TASK PROMPT – For each record here, output an exact copy.

-- MATERIAL PROVIDED follows --

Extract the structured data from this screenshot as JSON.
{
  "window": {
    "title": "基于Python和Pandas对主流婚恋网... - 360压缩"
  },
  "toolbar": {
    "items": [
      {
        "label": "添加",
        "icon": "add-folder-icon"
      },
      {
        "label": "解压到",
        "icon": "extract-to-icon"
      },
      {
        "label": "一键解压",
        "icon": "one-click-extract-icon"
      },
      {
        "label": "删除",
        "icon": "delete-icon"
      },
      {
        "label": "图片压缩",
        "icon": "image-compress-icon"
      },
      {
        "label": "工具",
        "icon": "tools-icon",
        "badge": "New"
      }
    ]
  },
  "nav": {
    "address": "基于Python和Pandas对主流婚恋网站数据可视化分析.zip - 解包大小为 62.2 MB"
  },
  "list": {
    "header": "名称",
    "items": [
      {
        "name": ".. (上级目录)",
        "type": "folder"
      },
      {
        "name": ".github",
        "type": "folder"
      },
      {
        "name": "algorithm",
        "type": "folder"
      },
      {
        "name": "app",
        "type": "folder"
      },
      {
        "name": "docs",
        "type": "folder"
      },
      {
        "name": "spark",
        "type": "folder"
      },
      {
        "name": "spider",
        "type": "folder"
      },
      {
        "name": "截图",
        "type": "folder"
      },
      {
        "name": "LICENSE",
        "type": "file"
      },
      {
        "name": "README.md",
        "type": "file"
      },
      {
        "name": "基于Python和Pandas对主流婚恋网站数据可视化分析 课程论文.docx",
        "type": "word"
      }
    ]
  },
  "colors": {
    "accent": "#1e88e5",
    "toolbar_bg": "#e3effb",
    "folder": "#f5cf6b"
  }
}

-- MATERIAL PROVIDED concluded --

YOUR SOLUTION –
Extract the structured data from this screenshot as JSON.
{
  "window": {
    "title": "基于Python和Pandas对主流婚恋网... - 360压缩"
  },
  "toolbar": {
    "items": [
      {
        "label": "添加",
        "icon": "add-folder-icon"
      },
      {
        "label": "解压到",
        "icon": "extract-to-icon"
      },
      {
        "label": "一键解压",
        "icon": "one-click-extract-icon"
      },
      {
        "label": "删除",
        "icon": "delete-icon"
      },
      {
        "label": "图片压缩",
        "icon": "image-compress-icon"
      },
      {
        "label": "工具",
        "icon": "tools-icon",
        "badge": "New"
      }
    ]
  },
  "nav": {
    "address": "基于Python和Pandas对主流婚恋网站数据可视化分析.zip - 解包大小为 62.2 MB"
  },
  "list": {
    "header": "名称",
    "items": [
      {
        "name": ".. (上级目录)",
        "type": "folder"
      },
      {
        "name": ".github",
        "type": "folder"
      },
      {
        "name": "algorithm",
        "type": "folder"
      },
      {
        "name": "app",
        "type": "folder"
      },
      {
        "name": "docs",
        "type": "folder"
      },
      {
        "name": "spark",
        "type": "folder"
      },
      {
        "name": "spider",
        "type": "folder"
      },
      {
        "name": "截图",
        "type": "folder"
      },
      {
        "name": "LICENSE",
        "type": "file"
      },
      {
        "name": "README.md",
        "type": "file"
      },
      {
        "name": "基于Python和Pandas对主流婚恋网站数据可视化分析 课程论文.docx",
        "type": "word"
      }
    ]
  },
  "colors": {
    "accent": "#1e88e5",
    "toolbar_bg": "#e3effb",
    "folder": "#f5cf6b"
  }
}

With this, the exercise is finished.